Newly emboldened attorneys general across the United States — including in Illinois, Missouri, Nebraska, New Jersey and New York — have begun to take an aggressive stance toward investigating sex abuse by Catholic clergy, examining whether church officials covered up malfeasance, issuing subpoenas for documents and convening special task forces.
The largest health insurance company in Tennessee will stop covering OxyContin prescriptions next year as part of sweeping policy changes intended to combat opioid addiction and make pain pills less valuable on the black market.
Thirty-seven people died of overdoses involving fentanyl and related synthetic opioids in Alaska in 2017. In 2016, there were eight fentanyl-related deaths.
The California agency that fights wildfires says it’s about to exceed its budget and needs $234 million more. Fire season generally picks up in fall, when winds and high temperatures can combine with dried-out forest and grasslands to create dangerous conditions.
The Mississippi governor and lieutenant governor, both Republicans, say they will support teacher pay raises in the 2019 legislative session, months before state elections. The Mississippi Department of Education says teachers made an average of $44,659 in the 2016-2017 school year.
Atlanta Mayor Keisha Lance Bottoms, a Democrat, signed an executive order for transferring all remaining U.S. Immigration and Customs Enforcement detainees out of the city jail and declaring that Atlanta will no longer hold anyone for the federal agency.
Arkansas officials say the website that people on the state’s expanded Medicaid program use to report work activities under a new requirement to keep their coverage is experiencing “sporadic” issues.
Gov. Charlie Baker, a Republican, unveiled a legislative proposal that would expand the criteria for ordering bail in the wake of high-profile crimes allegedly committed by defendants who had been released on bail. The legislation would make it easier for prosecutors to seek a hearing to determine if criminal defendants pose a danger to the public.
Navajo leaders say voter rolls in San Juan County, Utah, list about 1 of every 4 tribal members in the wrong political boundaries — meaning they might receive incorrect ballots — despite the court-ordered redrawing of the boundaries that is intended to end political domination of largely Republican whites over Democratic American Indians there.
The Nevada program will allow students who grew up in foster care to register for tuition credit without paying certain fees, similar to the waiver available to members of the state National Guard. Nevada is the 29th state to provide tuition assistance for foster youth.

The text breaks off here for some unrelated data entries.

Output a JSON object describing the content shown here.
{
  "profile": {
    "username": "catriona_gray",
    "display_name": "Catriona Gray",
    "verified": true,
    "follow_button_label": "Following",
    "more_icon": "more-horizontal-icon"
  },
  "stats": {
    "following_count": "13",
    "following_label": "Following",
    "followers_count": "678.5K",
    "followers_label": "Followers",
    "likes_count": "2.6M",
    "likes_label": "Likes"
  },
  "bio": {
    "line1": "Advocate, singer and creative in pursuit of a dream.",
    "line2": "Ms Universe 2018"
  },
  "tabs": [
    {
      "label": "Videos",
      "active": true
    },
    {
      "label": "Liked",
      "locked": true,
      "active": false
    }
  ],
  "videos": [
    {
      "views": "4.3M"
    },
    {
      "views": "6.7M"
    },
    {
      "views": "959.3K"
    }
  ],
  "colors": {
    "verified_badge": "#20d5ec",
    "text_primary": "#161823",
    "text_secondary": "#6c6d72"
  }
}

Cashiers account for more than 76,000 workers in and around Washington, D.C. — more than the region’s total number of surgeons, chief executives, lawyers and computer systems managers. Over time, all of those point-of-sale jobs could be outsourced to technology.
Current and former employees of a New Mexico prison have reached a $2.5 million settlement with the state to resolve allegations of sexual harassment and discrimination.